Stripped down, wrapped in warm blankets, and encased in strange foam to hold me in place, I enter the dark tunnel.
The MRI, I’m told by a technician who smiles kindly, will take one hour.
One hour? What will I do for one hour inside that machine? And I just finished two cups of coffee! “You’re kidding, right?” I say and give the technician a wide smile. “I thought this thing takes a couple of minutes. And it’s just this little finger,” I remind him and wiggle it in front of him.
“No. It takes an hour,” he confirms.
I think of what I could accomplish in one hour. What a waste!
They put earphones on my head to pipe in music of my choice, but the channel turns to static (just my luck!). The machine growls and grunts at 2 minute intervals, and I feel like I’m being launched into space.
When I tell my body to stay still, it responds with twitches. When I tell my hand to just calm down, it won’t.
The command to be still challenges me to the very ligaments and tendons of my being.
Finally, I relax. Without distraction, I visualize each member of my family and pray for them by name. I pray for my neighbors. I pray for myself. I start worshiping God in this bizarre place. Suddenly, I’m having the kind of conversation with God I’ve been longing for, and it took me being practically mummified to hold me still long enough to face him.
An hour passes, and they come and pull me out, unwrap me, and release me back to my life. Within minutes, I’m driving in traffic I can hardly navigate. It’s all frenzy and lights: cell phone ringing, clocks flashing, and bodies moving. I can’t think straight.

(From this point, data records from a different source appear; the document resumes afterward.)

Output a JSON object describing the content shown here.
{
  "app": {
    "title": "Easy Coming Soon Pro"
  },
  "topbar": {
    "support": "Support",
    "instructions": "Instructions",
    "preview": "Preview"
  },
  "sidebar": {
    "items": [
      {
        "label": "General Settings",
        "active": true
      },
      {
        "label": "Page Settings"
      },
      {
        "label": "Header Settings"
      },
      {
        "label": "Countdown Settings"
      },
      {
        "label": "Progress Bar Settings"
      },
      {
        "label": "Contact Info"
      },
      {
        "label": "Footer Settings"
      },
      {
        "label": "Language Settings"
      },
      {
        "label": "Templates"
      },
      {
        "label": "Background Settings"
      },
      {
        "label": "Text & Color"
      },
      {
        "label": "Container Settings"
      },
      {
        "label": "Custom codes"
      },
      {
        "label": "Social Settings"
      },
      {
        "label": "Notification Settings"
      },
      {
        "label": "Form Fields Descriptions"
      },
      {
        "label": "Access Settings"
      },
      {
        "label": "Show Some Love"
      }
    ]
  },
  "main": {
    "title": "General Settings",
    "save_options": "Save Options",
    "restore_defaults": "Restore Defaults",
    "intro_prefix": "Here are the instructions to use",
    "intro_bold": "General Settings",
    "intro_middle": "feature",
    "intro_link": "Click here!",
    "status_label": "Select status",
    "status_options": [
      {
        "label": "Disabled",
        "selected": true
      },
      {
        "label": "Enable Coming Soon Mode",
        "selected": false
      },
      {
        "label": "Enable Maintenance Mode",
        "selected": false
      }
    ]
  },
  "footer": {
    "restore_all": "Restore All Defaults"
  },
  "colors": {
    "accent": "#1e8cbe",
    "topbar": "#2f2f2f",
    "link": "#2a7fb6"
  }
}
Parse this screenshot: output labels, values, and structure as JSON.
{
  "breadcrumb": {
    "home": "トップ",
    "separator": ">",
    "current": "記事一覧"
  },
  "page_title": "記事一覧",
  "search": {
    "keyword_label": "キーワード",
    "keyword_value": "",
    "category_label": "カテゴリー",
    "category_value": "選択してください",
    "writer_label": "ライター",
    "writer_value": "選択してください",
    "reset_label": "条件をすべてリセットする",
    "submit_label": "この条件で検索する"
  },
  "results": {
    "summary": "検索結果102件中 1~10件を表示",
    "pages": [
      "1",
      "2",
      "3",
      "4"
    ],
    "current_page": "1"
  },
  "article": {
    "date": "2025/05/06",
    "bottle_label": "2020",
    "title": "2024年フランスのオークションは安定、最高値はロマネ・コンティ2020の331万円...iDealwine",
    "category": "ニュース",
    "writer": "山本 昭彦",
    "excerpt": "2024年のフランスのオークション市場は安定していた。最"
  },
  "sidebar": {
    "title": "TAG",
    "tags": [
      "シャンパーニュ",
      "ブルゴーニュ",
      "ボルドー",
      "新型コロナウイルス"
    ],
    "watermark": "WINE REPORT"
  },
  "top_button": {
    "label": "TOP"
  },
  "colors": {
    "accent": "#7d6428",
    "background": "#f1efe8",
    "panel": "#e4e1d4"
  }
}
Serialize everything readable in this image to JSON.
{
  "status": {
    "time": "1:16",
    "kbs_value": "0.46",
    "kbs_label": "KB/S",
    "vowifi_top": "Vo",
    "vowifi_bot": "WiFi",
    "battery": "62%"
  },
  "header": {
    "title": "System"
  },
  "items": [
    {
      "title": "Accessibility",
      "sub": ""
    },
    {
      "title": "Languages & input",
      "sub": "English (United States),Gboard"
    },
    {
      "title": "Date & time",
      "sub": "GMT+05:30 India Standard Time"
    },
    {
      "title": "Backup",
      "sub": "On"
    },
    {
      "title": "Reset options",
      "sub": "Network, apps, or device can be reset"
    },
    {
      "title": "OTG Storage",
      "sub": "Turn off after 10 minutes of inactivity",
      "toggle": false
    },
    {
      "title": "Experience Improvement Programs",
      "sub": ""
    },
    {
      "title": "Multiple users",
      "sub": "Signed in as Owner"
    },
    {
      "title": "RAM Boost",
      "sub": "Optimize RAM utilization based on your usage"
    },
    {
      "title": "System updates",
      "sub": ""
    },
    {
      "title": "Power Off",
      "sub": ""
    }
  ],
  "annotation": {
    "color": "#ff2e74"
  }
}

All I want to do is go home to my bed, wrap myself in blankets, and get back to that space where I learned to be still.
Journal: When was I really still today?